Task prompt -
Word for word, retype every line of the data.

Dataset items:
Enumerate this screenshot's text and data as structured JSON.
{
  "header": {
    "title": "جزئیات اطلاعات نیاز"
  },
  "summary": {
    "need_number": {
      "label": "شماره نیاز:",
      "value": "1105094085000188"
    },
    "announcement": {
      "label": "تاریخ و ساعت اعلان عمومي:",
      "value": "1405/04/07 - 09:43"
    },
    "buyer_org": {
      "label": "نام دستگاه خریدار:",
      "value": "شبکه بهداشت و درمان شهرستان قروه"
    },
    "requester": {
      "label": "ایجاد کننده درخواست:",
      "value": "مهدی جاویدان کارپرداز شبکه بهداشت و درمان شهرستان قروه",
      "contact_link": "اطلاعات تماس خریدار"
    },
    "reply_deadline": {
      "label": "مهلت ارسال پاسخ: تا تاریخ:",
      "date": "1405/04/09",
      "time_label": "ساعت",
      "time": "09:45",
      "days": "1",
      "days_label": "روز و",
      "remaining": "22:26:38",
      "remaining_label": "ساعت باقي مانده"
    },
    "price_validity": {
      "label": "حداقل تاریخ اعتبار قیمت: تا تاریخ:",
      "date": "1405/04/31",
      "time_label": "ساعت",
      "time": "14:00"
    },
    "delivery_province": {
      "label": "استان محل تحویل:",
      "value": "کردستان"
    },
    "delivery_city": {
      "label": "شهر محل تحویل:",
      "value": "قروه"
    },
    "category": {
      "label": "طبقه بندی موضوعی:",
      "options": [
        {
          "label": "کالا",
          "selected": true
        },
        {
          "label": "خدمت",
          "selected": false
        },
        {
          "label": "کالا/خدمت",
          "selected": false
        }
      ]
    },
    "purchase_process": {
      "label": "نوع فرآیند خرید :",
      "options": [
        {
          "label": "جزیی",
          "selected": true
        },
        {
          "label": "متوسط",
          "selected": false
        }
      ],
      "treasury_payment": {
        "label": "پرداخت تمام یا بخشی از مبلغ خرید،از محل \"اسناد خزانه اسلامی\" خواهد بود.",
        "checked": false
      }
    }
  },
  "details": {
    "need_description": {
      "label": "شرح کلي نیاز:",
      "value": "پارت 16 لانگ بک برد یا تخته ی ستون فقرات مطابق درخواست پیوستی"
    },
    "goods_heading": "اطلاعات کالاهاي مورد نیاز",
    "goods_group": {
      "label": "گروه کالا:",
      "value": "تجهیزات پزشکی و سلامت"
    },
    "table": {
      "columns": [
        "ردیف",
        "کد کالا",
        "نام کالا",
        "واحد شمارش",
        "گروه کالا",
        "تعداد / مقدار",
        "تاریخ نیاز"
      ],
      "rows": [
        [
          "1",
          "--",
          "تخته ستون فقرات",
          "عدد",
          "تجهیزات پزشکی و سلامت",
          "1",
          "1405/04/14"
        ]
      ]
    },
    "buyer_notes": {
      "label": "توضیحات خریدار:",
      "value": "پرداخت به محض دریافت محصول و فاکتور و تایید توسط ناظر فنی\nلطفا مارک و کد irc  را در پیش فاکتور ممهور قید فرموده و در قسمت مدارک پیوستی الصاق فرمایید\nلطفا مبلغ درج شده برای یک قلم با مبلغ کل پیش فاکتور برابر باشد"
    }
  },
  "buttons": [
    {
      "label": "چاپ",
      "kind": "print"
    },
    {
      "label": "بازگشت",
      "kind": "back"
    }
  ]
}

Solved exercise -
Enumerate this screenshot's text and data as structured JSON.
{
  "header": {
    "title": "جزئیات اطلاعات نیاز"
  },
  "summary": {
    "need_number": {
      "label": "شماره نیاز:",
      "value": "1105094085000188"
    },
    "announcement": {
      "label": "تاریخ و ساعت اعلان عمومي:",
      "value": "1405/04/07 - 09:43"
    },
    "buyer_org": {
      "label": "نام دستگاه خریدار:",
      "value": "شبکه بهداشت و درمان شهرستان قروه"
    },
    "requester": {
      "label": "ایجاد کننده درخواست:",
      "value": "مهدی جاویدان کارپرداز شبکه بهداشت و درمان شهرستان قروه",
      "contact_link": "اطلاعات تماس خریدار"
    },
    "reply_deadline": {
      "label": "مهلت ارسال پاسخ: تا تاریخ:",
      "date": "1405/04/09",
      "time_label": "ساعت",
      "time": "09:45",
      "days": "1",
      "days_label": "روز و",
      "remaining": "22:26:38",
      "remaining_label": "ساعت باقي مانده"
    },
    "price_validity": {
      "label": "حداقل تاریخ اعتبار قیمت: تا تاریخ:",
      "date": "1405/04/31",
      "time_label": "ساعت",
      "time": "14:00"
    },
    "delivery_province": {
      "label": "استان محل تحویل:",
      "value": "کردستان"
    },
    "delivery_city": {
      "label": "شهر محل تحویل:",
      "value": "قروه"
    },
    "category": {
      "label": "طبقه بندی موضوعی:",
      "options": [
        {
          "label": "کالا",
          "selected": true
        },
        {
          "label": "خدمت",
          "selected": false
        },
        {
          "label": "کالا/خدمت",
          "selected": false
        }
      ]
    },
    "purchase_process": {
      "label": "نوع فرآیند خرید :",
      "options": [
        {
          "label": "جزیی",
          "selected": true
        },
        {
          "label": "متوسط",
          "selected": false
        }
      ],
      "treasury_payment": {
        "label": "پرداخت تمام یا بخشی از مبلغ خرید،از محل \"اسناد خزانه اسلامی\" خواهد بود.",
        "checked": false
      }
    }
  },
  "details": {
    "need_description": {
      "label": "شرح کلي نیاز:",
      "value": "پارت 16 لانگ بک برد یا تخته ی ستون فقرات مطابق درخواست پیوستی"
    },
    "goods_heading": "اطلاعات کالاهاي مورد نیاز",
    "goods_group": {
      "label": "گروه کالا:",
      "value": "تجهیزات پزشکی و سلامت"
    },
    "table": {
      "columns": [
        "ردیف",
        "کد کالا",
        "نام کالا",
        "واحد شمارش",
        "گروه کالا",
        "تعداد / مقدار",
        "تاریخ نیاز"
      ],
      "rows": [
        [
          "1",
          "--",
          "تخته ستون فقرات",
          "عدد",
          "تجهیزات پزشکی و سلامت",
          "1",
          "1405/04/14"
        ]
      ]
    },
    "buyer_notes": {
      "label": "توضیحات خریدار:",
      "value": "پرداخت به محض دریافت محصول و فاکتور و تایید توسط ناظر فنی\nلطفا مارک و کد irc  را در پیش فاکتور ممهور قید فرموده و در قسمت مدارک پیوستی الصاق فرمایید\nلطفا مبلغ درج شده برای یک قلم با مبلغ کل پیش فاکتور برابر باشد"
    }
  },
  "buttons": [
    {
      "label": "چاپ",
      "kind": "print"
    },
    {
      "label": "بازگشت",
      "kind": "back"
    }
  ]
}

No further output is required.